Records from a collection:
* * * * *
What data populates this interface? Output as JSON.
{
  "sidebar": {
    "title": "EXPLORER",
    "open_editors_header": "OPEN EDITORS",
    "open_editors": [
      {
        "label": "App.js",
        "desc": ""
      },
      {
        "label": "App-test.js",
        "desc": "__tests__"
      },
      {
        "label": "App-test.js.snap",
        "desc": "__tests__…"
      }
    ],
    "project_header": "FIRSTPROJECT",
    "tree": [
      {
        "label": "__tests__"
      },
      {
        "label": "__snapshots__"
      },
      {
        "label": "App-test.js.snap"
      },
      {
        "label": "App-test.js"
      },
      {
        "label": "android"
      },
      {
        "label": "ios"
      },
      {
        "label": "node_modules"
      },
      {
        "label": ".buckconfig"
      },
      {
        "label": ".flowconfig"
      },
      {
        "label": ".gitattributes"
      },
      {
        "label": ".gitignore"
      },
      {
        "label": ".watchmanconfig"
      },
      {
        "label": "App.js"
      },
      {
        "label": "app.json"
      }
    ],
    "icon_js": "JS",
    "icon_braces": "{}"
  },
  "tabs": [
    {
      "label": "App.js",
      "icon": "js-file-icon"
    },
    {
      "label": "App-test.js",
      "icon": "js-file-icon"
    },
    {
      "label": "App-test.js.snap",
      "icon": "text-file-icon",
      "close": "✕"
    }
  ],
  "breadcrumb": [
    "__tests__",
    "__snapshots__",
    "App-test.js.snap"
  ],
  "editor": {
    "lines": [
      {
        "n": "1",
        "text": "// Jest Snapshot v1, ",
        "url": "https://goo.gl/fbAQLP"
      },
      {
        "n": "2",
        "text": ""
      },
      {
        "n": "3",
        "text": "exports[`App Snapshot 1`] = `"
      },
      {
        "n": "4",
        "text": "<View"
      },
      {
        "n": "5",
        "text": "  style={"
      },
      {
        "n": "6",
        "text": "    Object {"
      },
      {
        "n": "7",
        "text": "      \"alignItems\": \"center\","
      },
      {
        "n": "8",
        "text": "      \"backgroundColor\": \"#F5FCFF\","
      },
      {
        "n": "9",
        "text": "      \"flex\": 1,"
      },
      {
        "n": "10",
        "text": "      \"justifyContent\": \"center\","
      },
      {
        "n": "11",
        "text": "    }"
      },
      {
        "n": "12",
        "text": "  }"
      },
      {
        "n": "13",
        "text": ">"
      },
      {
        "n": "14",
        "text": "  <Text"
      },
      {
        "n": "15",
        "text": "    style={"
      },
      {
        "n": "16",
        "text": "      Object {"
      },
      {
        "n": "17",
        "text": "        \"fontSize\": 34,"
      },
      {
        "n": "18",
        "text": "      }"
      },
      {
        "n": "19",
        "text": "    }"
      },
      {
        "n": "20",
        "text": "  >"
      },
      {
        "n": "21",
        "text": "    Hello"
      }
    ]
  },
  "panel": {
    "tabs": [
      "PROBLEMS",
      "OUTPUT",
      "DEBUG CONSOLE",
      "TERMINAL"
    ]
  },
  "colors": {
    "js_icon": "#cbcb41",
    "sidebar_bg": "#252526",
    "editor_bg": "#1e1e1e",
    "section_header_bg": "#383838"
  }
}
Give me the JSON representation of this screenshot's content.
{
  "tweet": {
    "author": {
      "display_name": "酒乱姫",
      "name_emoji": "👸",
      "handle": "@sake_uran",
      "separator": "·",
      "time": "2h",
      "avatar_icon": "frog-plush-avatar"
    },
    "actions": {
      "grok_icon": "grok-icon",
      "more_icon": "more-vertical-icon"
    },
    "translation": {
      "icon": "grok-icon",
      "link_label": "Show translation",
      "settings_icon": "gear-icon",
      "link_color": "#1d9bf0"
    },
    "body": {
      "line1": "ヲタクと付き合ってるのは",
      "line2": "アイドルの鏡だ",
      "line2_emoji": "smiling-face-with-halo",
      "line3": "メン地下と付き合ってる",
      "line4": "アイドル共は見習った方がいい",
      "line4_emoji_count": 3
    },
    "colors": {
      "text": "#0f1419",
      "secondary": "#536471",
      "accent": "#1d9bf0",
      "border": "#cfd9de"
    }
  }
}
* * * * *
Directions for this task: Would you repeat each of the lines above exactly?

Response to the exercise:
What data populates this interface? Output as JSON.
{
  "sidebar": {
    "title": "EXPLORER",
    "open_editors_header": "OPEN EDITORS",
    "open_editors": [
      {
        "label": "App.js",
        "desc": ""
      },
      {
        "label": "App-test.js",
        "desc": "__tests__"
      },
      {
        "label": "App-test.js.snap",
        "desc": "__tests__…"
      }
    ],
    "project_header": "FIRSTPROJECT",
    "tree": [
      {
        "label": "__tests__"
      },
      {
        "label": "__snapshots__"
      },
      {
        "label": "App-test.js.snap"
      },
      {
        "label": "App-test.js"
      },
      {
        "label": "android"
      },
      {
        "label": "ios"
      },
      {
        "label": "node_modules"
      },
      {
        "label": ".buckconfig"
      },
      {
        "label": ".flowconfig"
      },
      {
        "label": ".gitattributes"
      },
      {
        "label": ".gitignore"
      },
      {
        "label": ".watchmanconfig"
      },
      {
        "label": "App.js"
      },
      {
        "label": "app.json"
      }
    ],
    "icon_js": "JS",
    "icon_braces": "{}"
  },
  "tabs": [
    {
      "label": "App.js",
      "icon": "js-file-icon"
    },
    {
      "label": "App-test.js",
      "icon": "js-file-icon"
    },
    {
      "label": "App-test.js.snap",
      "icon": "text-file-icon",
      "close": "✕"
    }
  ],
  "breadcrumb": [
    "__tests__",
    "__snapshots__",
    "App-test.js.snap"
  ],
  "editor": {
    "lines": [
      {
        "n": "1",
        "text": "// Jest Snapshot v1, ",
        "url": "https://goo.gl/fbAQLP"
      },
      {
        "n": "2",
        "text": ""
      },
      {
        "n": "3",
        "text": "exports[`App Snapshot 1`] = `"
      },
      {
        "n": "4",
        "text": "<View"
      },
      {
        "n": "5",
        "text": "  style={"
      },
      {
        "n": "6",
        "text": "    Object {"
      },
      {
        "n": "7",
        "text": "      \"alignItems\": \"center\","
      },
      {
        "n": "8",
        "text": "      \"backgroundColor\": \"#F5FCFF\","
      },
      {
        "n": "9",
        "text": "      \"flex\": 1,"
      },
      {
        "n": "10",
        "text": "      \"justifyContent\": \"center\","
      },
      {
        "n": "11",
        "text": "    }"
      },
      {
        "n": "12",
        "text": "  }"
      },
      {
        "n": "13",
        "text": ">"
      },
      {
        "n": "14",
        "text": "  <Text"
      },
      {
        "n": "15",
        "text": "    style={"
      },
      {
        "n": "16",
        "text": "      Object {"
      },
      {
        "n": "17",
        "text": "        \"fontSize\": 34,"
      },
      {
        "n": "18",
        "text": "      }"
      },
      {
        "n": "19",
        "text": "    }"
      },
      {
        "n": "20",
        "text": "  >"
      },
      {
        "n": "21",
        "text": "    Hello"
      }
    ]
  },
  "panel": {
    "tabs": [
      "PROBLEMS",
      "OUTPUT",
      "DEBUG CONSOLE",
      "TERMINAL"
    ]
  },
  "colors": {
    "js_icon": "#cbcb41",
    "sidebar_bg": "#252526",
    "editor_bg": "#1e1e1e",
    "section_header_bg": "#383838"
  }
}
Give me the JSON representation of this screenshot's content.
{
  "tweet": {
    "author": {
      "display_name": "酒乱姫",
      "name_emoji": "👸",
      "handle": "@sake_uran",
      "separator": "·",
      "time": "2h",
      "avatar_icon": "frog-plush-avatar"
    },
    "actions": {
      "grok_icon": "grok-icon",
      "more_icon": "more-vertical-icon"
    },
    "translation": {
      "icon": "grok-icon",
      "link_label": "Show translation",
      "settings_icon": "gear-icon",
      "link_color": "#1d9bf0"
    },
    "body": {
      "line1": "ヲタクと付き合ってるのは",
      "line2": "アイドルの鏡だ",
      "line2_emoji": "smiling-face-with-halo",
      "line3": "メン地下と付き合ってる",
      "line4": "アイドル共は見習った方がいい",
      "line4_emoji_count": 3
    },
    "colors": {
      "text": "#0f1419",
      "secondary": "#536471",
      "accent": "#1d9bf0",
      "border": "#cfd9de"
    }
  }
}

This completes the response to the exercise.